|Abstract:||In this thesis techniques for solving generalized systems of inequalities are developed. That is, given two real normed linear spaces X and Y, and a mapping g: X (--->) Y, iterative schemes are developed for the solution of the following problem: Find x (ELEM) X such that 0 (ELEM) g(x) + K, where K is a closed convex cone in Y. Such an x is called a solution to the generalized system of inequalities, g(x) (LESSTHEQ)(,K) 0, where the relation "(LESSTHEQ)(,K)" represents the usual partial order induced on Y by K. A wide variety of problems in optimization theory can be cast in this framework, e.g. solving systems of equations and inequalities, solving general nonlinear complementarity problems, and finding Karush-Kuhn-Tucker points for mathematical programs.
Utilizing F. Clarke's recently developed theory of generalized sub-gradients, search directions are defined for the penalty function (mu)(x): = dist(g(x) (VBAR)-K) that are natural extensions of the steepest descent and Newton directions.
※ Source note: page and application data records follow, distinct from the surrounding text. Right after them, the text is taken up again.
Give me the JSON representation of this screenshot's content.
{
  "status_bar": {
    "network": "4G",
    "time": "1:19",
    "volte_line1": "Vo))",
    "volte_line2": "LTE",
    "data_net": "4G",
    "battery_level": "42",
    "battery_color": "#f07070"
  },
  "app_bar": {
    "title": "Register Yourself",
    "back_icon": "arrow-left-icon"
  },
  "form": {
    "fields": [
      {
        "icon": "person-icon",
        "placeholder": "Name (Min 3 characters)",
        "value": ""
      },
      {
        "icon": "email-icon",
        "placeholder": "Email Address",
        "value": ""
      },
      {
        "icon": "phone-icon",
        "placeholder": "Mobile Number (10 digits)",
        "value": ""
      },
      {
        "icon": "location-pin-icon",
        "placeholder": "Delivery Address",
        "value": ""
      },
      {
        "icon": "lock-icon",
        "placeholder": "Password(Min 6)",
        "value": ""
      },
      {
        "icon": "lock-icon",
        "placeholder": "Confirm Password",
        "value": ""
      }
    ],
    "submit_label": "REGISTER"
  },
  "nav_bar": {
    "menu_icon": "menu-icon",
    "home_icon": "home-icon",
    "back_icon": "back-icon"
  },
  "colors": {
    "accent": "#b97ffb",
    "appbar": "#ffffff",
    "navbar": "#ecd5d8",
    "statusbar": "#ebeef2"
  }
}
These directions are then used in conjunction with Armijo type step length strategies to produce algorithms which are shown to be globally convergent, and, under standard assumptions, locally quadratically convergent. The abstract theory is then applied to several specific settings making use of both smooth and polyhedral norms, e.g. the 1, 2, and (INFIN)-norms. The numerical intricacies of each of these applications are discussed and concrete algorithms for machine implementation are indicated.
Finally, these results are applied toward the development of a robust sequential quadratic programming algorithm for general nonlinear programs. Here robustness means that the difficulties arising from the possible introduction of infeasible quadratic subproblems are circumvented. This approach, under the usual assumptions, retains local quadratic convergence properties. Moreover, the method is shown to be amenable to the watchdog extension, utilizing various watchdog functions.
Thesis (Ph.D.)--University of Illinois at Urbana-Champaign, 1983.
|Date Available in IDEALS:||2014-12-16|